Iran's Zarif rules out new negotiations with US

Iranian Foreign Minister says there's no point in fresh nuclear talks with the US without guarantees it will not renege on any deal made.

Elad Benari,

Mohammad Javad Zarif
Mohammad Javad Zarif

Iranian Foreign Minister Mohammad Javad Zarif said on Thursday his country sees no point in fresh nuclear talks with the US without guarantees it will not renege on any deal made.

Without guarantees, the US could not be trusted for any further talks, said Zarif, according to AFP.

"If we are to make an agreement with the United States, what is the guarantee that the agreement will last after the flight? You remember Canada?" he said, referring to Trump's withdrawal of his signature from a G7 summit closing statement in June after his plane left host Canada.

"How are we to be confident that the signature stays on the paper?" Zarif was quoted as having told the MED Dialogues conference in Rome.

US President Donald Trump withdrew in May from the 2015 nuclear deal between Iran and world powers, which he has said is “the worst deal ever negotiated”.

The US has since imposed two rounds of sanctions on Iran, the latest of which went into effect two weeks ago.

"We spent two-and-a-half years, this is not a two-page document, this is not a picture opportunity. This is a 150-page document," Zarif said of the deal, suggesting that Trump's objection was based on his "hatred" for former president Barack Obama.

"Why should we resume another talk just because somebody doesn't like it, just because somebody hates his predecessor?

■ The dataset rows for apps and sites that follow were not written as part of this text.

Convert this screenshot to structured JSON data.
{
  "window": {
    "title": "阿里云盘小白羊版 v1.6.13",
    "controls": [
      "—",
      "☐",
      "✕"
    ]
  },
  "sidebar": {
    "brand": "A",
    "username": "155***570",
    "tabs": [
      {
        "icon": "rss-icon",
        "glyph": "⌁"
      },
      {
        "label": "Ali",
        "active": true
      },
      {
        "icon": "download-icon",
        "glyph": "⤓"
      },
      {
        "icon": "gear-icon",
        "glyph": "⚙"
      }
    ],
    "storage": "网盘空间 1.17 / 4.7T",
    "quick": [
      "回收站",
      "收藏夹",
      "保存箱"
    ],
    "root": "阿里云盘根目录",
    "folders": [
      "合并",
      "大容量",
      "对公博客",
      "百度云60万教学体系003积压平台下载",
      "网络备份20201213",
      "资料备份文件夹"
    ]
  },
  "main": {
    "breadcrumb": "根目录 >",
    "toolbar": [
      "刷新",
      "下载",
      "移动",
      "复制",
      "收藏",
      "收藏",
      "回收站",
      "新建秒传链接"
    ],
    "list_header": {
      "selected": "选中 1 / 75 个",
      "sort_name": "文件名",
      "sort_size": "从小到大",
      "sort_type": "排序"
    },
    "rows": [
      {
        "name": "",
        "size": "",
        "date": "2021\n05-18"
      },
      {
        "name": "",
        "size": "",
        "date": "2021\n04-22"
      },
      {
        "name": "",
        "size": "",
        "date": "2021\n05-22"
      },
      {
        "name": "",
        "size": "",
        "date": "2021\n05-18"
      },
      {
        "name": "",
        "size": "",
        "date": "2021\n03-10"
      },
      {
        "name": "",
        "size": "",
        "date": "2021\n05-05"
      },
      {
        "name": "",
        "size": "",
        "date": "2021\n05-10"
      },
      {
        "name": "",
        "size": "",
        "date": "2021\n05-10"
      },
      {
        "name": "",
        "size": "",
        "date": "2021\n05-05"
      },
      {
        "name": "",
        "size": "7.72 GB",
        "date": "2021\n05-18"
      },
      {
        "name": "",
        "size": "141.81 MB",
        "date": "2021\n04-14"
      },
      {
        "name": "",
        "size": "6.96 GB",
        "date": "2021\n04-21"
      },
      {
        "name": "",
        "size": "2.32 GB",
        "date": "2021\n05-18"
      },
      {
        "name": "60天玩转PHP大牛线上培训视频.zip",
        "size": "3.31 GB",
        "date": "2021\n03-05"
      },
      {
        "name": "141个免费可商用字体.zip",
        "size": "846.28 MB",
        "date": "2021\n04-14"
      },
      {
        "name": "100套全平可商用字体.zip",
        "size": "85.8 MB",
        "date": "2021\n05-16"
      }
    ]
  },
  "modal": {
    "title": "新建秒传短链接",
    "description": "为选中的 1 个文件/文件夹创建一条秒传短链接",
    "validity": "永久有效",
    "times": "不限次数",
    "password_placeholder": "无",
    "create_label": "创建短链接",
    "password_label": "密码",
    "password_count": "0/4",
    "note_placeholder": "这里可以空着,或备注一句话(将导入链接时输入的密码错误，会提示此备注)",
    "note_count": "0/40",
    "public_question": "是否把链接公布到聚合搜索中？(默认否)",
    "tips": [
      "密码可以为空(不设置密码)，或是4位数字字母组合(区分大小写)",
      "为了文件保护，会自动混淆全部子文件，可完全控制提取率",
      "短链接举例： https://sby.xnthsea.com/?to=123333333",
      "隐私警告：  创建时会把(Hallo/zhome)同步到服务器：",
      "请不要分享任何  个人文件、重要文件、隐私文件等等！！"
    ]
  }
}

That's not the reason you engage in diplomacy, diplomacy is a serious game and we are ready for a serious game," he said, according to AFP.

After withdrawing from the deal, Trump indicated he would be open for talks on a new agreement without preconditions with Iranian President Hassan Rouhani.

The Iranian leader has dismissed Washington's call for new nuclear negotiations at the same time as it reimposes sanctions on his country and has accused the Trump administration of being the most hostile towards Iran in the last four decades.

The remaining five signatories to the JCPOA -- Britain, China, France, Germany and Russia -- have backed an EU effort to set up a special payment system in an attempt to continue trade and business ties with Iran.